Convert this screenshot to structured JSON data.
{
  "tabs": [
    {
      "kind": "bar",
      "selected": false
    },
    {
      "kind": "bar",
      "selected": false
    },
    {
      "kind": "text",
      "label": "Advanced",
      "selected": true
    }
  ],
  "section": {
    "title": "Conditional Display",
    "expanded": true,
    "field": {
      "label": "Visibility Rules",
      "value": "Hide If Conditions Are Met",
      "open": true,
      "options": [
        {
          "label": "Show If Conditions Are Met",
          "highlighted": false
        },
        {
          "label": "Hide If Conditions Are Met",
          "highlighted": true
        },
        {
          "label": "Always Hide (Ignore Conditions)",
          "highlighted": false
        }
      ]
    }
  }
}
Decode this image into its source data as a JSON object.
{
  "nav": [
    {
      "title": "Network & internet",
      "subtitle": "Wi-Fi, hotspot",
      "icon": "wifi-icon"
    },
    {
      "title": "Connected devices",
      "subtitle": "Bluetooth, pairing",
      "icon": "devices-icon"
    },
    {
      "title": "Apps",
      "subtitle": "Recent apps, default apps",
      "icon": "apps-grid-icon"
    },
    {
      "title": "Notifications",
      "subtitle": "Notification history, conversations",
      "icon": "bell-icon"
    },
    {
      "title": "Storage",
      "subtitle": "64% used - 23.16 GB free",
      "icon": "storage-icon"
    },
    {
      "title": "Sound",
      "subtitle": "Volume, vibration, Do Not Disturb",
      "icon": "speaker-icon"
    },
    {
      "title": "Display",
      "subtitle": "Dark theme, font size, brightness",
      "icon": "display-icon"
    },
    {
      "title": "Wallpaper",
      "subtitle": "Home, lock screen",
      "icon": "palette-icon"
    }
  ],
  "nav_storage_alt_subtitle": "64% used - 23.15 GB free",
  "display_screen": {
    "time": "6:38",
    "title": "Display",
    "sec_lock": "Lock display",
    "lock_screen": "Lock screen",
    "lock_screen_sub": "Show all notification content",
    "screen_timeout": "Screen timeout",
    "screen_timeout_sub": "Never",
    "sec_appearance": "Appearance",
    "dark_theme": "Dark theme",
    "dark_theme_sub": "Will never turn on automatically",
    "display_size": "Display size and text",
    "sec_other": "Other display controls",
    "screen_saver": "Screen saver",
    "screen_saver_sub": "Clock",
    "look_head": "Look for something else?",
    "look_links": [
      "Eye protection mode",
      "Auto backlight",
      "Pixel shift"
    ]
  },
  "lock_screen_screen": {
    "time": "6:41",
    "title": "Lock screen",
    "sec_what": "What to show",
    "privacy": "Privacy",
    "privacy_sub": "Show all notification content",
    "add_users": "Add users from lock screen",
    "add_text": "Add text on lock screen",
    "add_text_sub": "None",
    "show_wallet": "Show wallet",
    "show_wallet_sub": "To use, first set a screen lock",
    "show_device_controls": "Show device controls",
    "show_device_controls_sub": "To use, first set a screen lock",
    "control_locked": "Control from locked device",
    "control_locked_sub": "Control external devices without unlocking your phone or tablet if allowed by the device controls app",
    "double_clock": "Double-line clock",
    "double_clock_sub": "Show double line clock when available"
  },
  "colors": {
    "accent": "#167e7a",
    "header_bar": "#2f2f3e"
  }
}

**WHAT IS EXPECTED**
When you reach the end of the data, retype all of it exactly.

**ANSWER TO THIS EXERCISE**
Convert this screenshot to structured JSON data.
{
  "tabs": [
    {
      "kind": "bar",
      "selected": false
    },
    {
      "kind": "bar",
      "selected": false
    },
    {
      "kind": "text",
      "label": "Advanced",
      "selected": true
    }
  ],
  "section": {
    "title": "Conditional Display",
    "expanded": true,
    "field": {
      "label": "Visibility Rules",
      "value": "Hide If Conditions Are Met",
      "open": true,
      "options": [
        {
          "label": "Show If Conditions Are Met",
          "highlighted": false
        },
        {
          "label": "Hide If Conditions Are Met",
          "highlighted": true
        },
        {
          "label": "Always Hide (Ignore Conditions)",
          "highlighted": false
        }
      ]
    }
  }
}
Decode this image into its source data as a JSON object.
{
  "nav": [
    {
      "title": "Network & internet",
      "subtitle": "Wi-Fi, hotspot",
      "icon": "wifi-icon"
    },
    {
      "title": "Connected devices",
      "subtitle": "Bluetooth, pairing",
      "icon": "devices-icon"
    },
    {
      "title": "Apps",
      "subtitle": "Recent apps, default apps",
      "icon": "apps-grid-icon"
    },
    {
      "title": "Notifications",
      "subtitle": "Notification history, conversations",
      "icon": "bell-icon"
    },
    {
      "title": "Storage",
      "subtitle": "64% used - 23.16 GB free",
      "icon": "storage-icon"
    },
    {
      "title": "Sound",
      "subtitle": "Volume, vibration, Do Not Disturb",
      "icon": "speaker-icon"
    },
    {
      "title": "Display",
      "subtitle": "Dark theme, font size, brightness",
      "icon": "display-icon"
    },
    {
      "title": "Wallpaper",
      "subtitle": "Home, lock screen",
      "icon": "palette-icon"
    }
  ],
  "nav_storage_alt_subtitle": "64% used - 23.15 GB free",
  "display_screen": {
    "time": "6:38",
    "title": "Display",
    "sec_lock": "Lock display",
    "lock_screen": "Lock screen",
    "lock_screen_sub": "Show all notification content",
    "screen_timeout": "Screen timeout",
    "screen_timeout_sub": "Never",
    "sec_appearance": "Appearance",
    "dark_theme": "Dark theme",
    "dark_theme_sub": "Will never turn on automatically",
    "display_size": "Display size and text",
    "sec_other": "Other display controls",
    "screen_saver": "Screen saver",
    "screen_saver_sub": "Clock",
    "look_head": "Look for something else?",
    "look_links": [
      "Eye protection mode",
      "Auto backlight",
      "Pixel shift"
    ]
  },
  "lock_screen_screen": {
    "time": "6:41",
    "title": "Lock screen",
    "sec_what": "What to show",
    "privacy": "Privacy",
    "privacy_sub": "Show all notification content",
    "add_users": "Add users from lock screen",
    "add_text": "Add text on lock screen",
    "add_text_sub": "None",
    "show_wallet": "Show wallet",
    "show_wallet_sub": "To use, first set a screen lock",
    "show_device_controls": "Show device controls",
    "show_device_controls_sub": "To use, first set a screen lock",
    "control_locked": "Control from locked device",
    "control_locked_sub": "Control external devices without unlocking your phone or tablet if allowed by the device controls app",
    "double_clock": "Double-line clock",
    "double_clock_sub": "Show double line clock when available"
  },
  "colors": {
    "accent": "#167e7a",
    "header_bar": "#2f2f3e"
  }
}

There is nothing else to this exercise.